## Directions for this task
Print the listing in full, keeping every line exactly as it is.

## Given data
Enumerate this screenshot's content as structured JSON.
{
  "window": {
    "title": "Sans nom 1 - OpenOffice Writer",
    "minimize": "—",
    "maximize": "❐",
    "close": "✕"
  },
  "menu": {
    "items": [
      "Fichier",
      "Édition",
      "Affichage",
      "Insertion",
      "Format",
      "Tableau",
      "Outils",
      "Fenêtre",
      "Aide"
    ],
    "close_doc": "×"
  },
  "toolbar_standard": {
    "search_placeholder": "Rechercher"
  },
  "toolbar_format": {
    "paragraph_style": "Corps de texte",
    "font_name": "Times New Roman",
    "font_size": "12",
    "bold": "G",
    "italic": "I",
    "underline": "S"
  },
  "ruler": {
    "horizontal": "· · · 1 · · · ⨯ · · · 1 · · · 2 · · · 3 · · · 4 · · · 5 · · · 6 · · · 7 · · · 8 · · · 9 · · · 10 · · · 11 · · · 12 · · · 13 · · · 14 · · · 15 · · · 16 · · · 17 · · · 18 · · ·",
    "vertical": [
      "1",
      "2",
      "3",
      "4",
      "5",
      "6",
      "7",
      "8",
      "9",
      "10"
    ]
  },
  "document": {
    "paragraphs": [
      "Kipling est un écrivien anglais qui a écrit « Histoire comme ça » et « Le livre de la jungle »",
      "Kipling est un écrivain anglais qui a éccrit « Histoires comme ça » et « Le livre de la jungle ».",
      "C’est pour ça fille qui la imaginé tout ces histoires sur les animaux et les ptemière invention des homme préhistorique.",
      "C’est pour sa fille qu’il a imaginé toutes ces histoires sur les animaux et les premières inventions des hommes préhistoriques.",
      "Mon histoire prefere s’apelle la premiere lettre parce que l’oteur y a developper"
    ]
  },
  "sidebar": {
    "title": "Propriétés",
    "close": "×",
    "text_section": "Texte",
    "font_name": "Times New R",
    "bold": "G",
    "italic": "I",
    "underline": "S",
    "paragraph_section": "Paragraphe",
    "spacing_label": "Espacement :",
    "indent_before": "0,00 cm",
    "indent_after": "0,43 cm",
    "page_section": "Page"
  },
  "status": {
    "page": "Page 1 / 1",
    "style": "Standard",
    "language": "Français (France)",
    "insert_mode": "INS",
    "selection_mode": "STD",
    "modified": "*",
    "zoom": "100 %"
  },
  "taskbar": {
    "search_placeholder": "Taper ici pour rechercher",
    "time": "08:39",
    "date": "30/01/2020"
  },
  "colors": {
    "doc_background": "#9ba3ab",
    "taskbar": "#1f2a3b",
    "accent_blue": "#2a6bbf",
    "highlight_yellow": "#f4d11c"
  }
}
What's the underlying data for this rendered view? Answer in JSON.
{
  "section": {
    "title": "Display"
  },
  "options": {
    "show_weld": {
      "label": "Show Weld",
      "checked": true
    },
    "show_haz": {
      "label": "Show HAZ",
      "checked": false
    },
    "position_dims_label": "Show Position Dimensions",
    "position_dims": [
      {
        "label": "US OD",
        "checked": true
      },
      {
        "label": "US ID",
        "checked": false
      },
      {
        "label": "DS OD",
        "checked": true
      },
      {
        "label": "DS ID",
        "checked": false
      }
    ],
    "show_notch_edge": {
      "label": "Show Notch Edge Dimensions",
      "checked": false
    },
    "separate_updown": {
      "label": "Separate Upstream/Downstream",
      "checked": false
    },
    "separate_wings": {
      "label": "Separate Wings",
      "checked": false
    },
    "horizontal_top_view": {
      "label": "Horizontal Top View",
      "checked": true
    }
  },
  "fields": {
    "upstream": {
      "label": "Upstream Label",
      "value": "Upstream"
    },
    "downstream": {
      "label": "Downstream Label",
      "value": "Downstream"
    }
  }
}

## Solution for this task
Enumerate this screenshot's content as structured JSON.
{
  "window": {
    "title": "Sans nom 1 - OpenOffice Writer",
    "minimize": "—",
    "maximize": "❐",
    "close": "✕"
  },
  "menu": {
    "items": [
      "Fichier",
      "Édition",
      "Affichage",
      "Insertion",
      "Format",
      "Tableau",
      "Outils",
      "Fenêtre",
      "Aide"
    ],
    "close_doc": "×"
  },
  "toolbar_standard": {
    "search_placeholder": "Rechercher"
  },
  "toolbar_format": {
    "paragraph_style": "Corps de texte",
    "font_name": "Times New Roman",
    "font_size": "12",
    "bold": "G",
    "italic": "I",
    "underline": "S"
  },
  "ruler": {
    "horizontal": "· · · 1 · · · ⨯ · · · 1 · · · 2 · · · 3 · · · 4 · · · 5 · · · 6 · · · 7 · · · 8 · · · 9 · · · 10 · · · 11 · · · 12 · · · 13 · · · 14 · · · 15 · · · 16 · · · 17 · · · 18 · · ·",
    "vertical": [
      "1",
      "2",
      "3",
      "4",
      "5",
      "6",
      "7",
      "8",
      "9",
      "10"
    ]
  },
  "document": {
    "paragraphs": [
      "Kipling est un écrivien anglais qui a écrit « Histoire comme ça » et « Le livre de la jungle »",
      "Kipling est un écrivain anglais qui a éccrit « Histoires comme ça » et « Le livre de la jungle ».",
      "C’est pour ça fille qui la imaginé tout ces histoires sur les animaux et les ptemière invention des homme préhistorique.",
      "C’est pour sa fille qu’il a imaginé toutes ces histoires sur les animaux et les premières inventions des hommes préhistoriques.",
      "Mon histoire prefere s’apelle la premiere lettre parce que l’oteur y a developper"
    ]
  },
  "sidebar": {
    "title": "Propriétés",
    "close": "×",
    "text_section": "Texte",
    "font_name": "Times New R",
    "bold": "G",
    "italic": "I",
    "underline": "S",
    "paragraph_section": "Paragraphe",
    "spacing_label": "Espacement :",
    "indent_before": "0,00 cm",
    "indent_after": "0,43 cm",
    "page_section": "Page"
  },
  "status": {
    "page": "Page 1 / 1",
    "style": "Standard",
    "language": "Français (France)",
    "insert_mode": "INS",
    "selection_mode": "STD",
    "modified": "*",
    "zoom": "100 %"
  },
  "taskbar": {
    "search_placeholder": "Taper ici pour rechercher",
    "time": "08:39",
    "date": "30/01/2020"
  },
  "colors": {
    "doc_background": "#9ba3ab",
    "taskbar": "#1f2a3b",
    "accent_blue": "#2a6bbf",
    "highlight_yellow": "#f4d11c"
  }
}
What's the underlying data for this rendered view? Answer in JSON.
{
  "section": {
    "title": "Display"
  },
  "options": {
    "show_weld": {
      "label": "Show Weld",
      "checked": true
    },
    "show_haz": {
      "label": "Show HAZ",
      "checked": false
    },
    "position_dims_label": "Show Position Dimensions",
    "position_dims": [
      {
        "label": "US OD",
        "checked": true
      },
      {
        "label": "US ID",
        "checked": false
      },
      {
        "label": "DS OD",
        "checked": true
      },
      {
        "label": "DS ID",
        "checked": false
      }
    ],
    "show_notch_edge": {
      "label": "Show Notch Edge Dimensions",
      "checked": false
    },
    "separate_updown": {
      "label": "Separate Upstream/Downstream",
      "checked": false
    },
    "separate_wings": {
      "label": "Separate Wings",
      "checked": false
    },
    "horizontal_top_view": {
      "label": "Horizontal Top View",
      "checked": true
    }
  },
  "fields": {
    "upstream": {
      "label": "Upstream Label",
      "value": "Upstream"
    },
    "downstream": {
      "label": "Downstream Label",
      "value": "Downstream"
    }
  }
}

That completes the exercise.